Reinforcement interventions, programs that are based on behavioral economic principles, are becoming more widely used in clinical practice. Behavioral economic principles have guided financial and social incentive structure programs designed to address a patient’s propensity for non-adherence. A recent review found that both randomized studies and nonrandomized studies evaluated the efficacy of financial reinforcement to improve medication adherence.29 Financial reinforcement interventions apply behavioral economic principles by which a patient received monetary compensation for meeting health goals. Across the reviewed studies, financial incentives were applied for adherence to medications in several disease states. Reinforcement interventions meaningfully improved adherence and did so with a medium to large overall effect size. Compared to randomized studies, on average, the effect size was larger in nonrandomized studies. The studies that demonstrated the largest effect sizes were longer, provided hefty financial incentives (≥US$50 weekly), and interacted with patients often (at least weekly).

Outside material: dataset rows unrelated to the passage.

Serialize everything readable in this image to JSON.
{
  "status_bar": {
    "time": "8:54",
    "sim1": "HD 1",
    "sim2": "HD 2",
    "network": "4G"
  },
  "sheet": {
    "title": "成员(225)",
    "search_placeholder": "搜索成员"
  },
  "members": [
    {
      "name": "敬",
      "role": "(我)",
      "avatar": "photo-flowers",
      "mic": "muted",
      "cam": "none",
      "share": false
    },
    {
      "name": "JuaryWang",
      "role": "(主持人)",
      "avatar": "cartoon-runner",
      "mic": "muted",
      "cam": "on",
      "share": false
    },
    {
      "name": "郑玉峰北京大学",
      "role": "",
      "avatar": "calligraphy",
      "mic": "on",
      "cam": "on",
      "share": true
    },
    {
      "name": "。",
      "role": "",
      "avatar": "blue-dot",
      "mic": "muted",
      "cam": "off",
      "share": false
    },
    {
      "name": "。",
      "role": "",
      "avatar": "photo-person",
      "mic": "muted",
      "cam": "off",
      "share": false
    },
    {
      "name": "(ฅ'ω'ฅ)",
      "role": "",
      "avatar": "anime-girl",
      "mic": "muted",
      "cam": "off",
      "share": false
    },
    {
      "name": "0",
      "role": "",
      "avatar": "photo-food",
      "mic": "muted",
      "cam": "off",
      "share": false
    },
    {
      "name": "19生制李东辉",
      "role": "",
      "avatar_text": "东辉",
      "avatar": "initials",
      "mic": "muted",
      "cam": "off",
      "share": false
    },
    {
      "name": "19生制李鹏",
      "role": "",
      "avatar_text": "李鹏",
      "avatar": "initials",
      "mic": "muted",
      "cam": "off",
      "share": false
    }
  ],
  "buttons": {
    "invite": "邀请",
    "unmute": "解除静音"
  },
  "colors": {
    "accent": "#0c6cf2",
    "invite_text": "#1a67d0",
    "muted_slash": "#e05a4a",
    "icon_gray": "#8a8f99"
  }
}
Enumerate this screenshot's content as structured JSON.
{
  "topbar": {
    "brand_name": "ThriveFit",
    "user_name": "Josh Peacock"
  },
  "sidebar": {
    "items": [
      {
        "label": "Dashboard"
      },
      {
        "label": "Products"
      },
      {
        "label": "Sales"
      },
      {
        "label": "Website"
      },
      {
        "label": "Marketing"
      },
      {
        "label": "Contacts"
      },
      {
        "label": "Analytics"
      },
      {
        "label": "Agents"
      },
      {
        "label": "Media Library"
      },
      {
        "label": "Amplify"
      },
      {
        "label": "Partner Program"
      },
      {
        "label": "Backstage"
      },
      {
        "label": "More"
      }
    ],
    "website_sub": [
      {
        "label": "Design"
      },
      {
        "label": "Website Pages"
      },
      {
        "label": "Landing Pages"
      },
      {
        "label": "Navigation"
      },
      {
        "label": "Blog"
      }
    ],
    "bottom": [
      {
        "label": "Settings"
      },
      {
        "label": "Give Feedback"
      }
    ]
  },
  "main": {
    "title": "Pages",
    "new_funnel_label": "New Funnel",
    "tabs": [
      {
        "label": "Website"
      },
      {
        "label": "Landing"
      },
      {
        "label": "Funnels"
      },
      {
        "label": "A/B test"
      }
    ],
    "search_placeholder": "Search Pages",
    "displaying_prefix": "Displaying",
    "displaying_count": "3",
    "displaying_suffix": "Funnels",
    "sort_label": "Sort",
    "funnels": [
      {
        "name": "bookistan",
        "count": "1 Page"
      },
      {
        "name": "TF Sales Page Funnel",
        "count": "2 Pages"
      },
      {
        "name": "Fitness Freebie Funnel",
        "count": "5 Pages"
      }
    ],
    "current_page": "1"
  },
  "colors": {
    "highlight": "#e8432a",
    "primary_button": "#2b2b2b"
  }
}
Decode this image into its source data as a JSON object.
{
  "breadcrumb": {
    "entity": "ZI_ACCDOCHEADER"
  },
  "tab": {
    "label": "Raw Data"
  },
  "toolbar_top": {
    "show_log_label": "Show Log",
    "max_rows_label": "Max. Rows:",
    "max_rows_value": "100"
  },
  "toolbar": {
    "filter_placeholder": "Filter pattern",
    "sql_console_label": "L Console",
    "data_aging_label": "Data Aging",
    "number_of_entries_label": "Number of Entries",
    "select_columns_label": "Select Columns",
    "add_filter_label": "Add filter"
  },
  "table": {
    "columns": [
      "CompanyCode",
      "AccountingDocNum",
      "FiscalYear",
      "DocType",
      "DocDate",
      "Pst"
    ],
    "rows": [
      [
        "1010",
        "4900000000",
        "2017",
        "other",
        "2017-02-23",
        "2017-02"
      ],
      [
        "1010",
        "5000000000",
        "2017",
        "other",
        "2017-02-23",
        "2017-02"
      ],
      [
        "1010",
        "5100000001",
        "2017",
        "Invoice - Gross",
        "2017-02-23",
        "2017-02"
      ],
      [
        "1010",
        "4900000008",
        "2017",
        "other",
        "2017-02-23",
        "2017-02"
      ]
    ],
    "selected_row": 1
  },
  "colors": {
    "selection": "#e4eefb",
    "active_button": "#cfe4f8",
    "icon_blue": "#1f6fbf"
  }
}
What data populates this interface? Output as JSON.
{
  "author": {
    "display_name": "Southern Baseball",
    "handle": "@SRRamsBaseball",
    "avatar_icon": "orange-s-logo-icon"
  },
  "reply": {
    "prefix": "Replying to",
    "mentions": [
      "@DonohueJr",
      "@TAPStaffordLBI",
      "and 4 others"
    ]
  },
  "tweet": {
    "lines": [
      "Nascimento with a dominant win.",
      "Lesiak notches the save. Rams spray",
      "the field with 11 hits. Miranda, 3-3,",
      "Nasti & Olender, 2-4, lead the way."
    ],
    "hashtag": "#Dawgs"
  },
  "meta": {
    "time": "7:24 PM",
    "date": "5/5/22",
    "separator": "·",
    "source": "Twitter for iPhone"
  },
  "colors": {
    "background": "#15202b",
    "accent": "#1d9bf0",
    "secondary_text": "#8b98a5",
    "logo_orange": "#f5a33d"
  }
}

In efforts to improve system financial incentives by linking payment to value rather than volume, some pharmaceutical manufacturers and private payers have shown an interest in outcomes-based contracts. These contracting arrangements tie the price paid for drugs to their effectiveness in treating targeted patients, allowing manufacturers to share risk for the medicine’s performance in the payer’s population. By reducing the payer’s risk associated with the medicine not performing as expected, outcomes-based contracting could help support appropriate access to medications, potentially impact out-of-pocket prices for patients, and reduce payers’ concerns about wasting resources on medications that do not perform as expected outside of clinical trials or for select subpopulations.
Another behavioral economic program is value-based insurance design (V-BID). V-BID relies on insurance cost-sharing. Patients pay a reduced price for medications that have a higher clinical value. A review of 10 studies that used V-BID medication adherence improved adherence between 2 and 5 percentage points across the included studies. While medication adherence improved, it was uncertain whether the associated clinical outcomes, health care use, and health care spending also improved.
Few studies have looked at long-term use of behavioral economic principles. A key aspect of behavioral economics is that people place a disproportionate emphasis on immediate outcomes and do not fully consider possible, downstream, or delayed events. In the context of medication adherence, patients may consider short-term inconveniences associated with taking a pill or managing unpleasant side effects and may disregard or not value the longer-term outcomes of potential for disability or even death. In other words, eliminating copayments will likely not completely resolve non-adherence in people who miss medications, for example, due to beliefs about side effects. Helping patients focus on direct and immediate positive outcomes of taking their medication through the use of financial incentives has the potential to improve both individual and population health.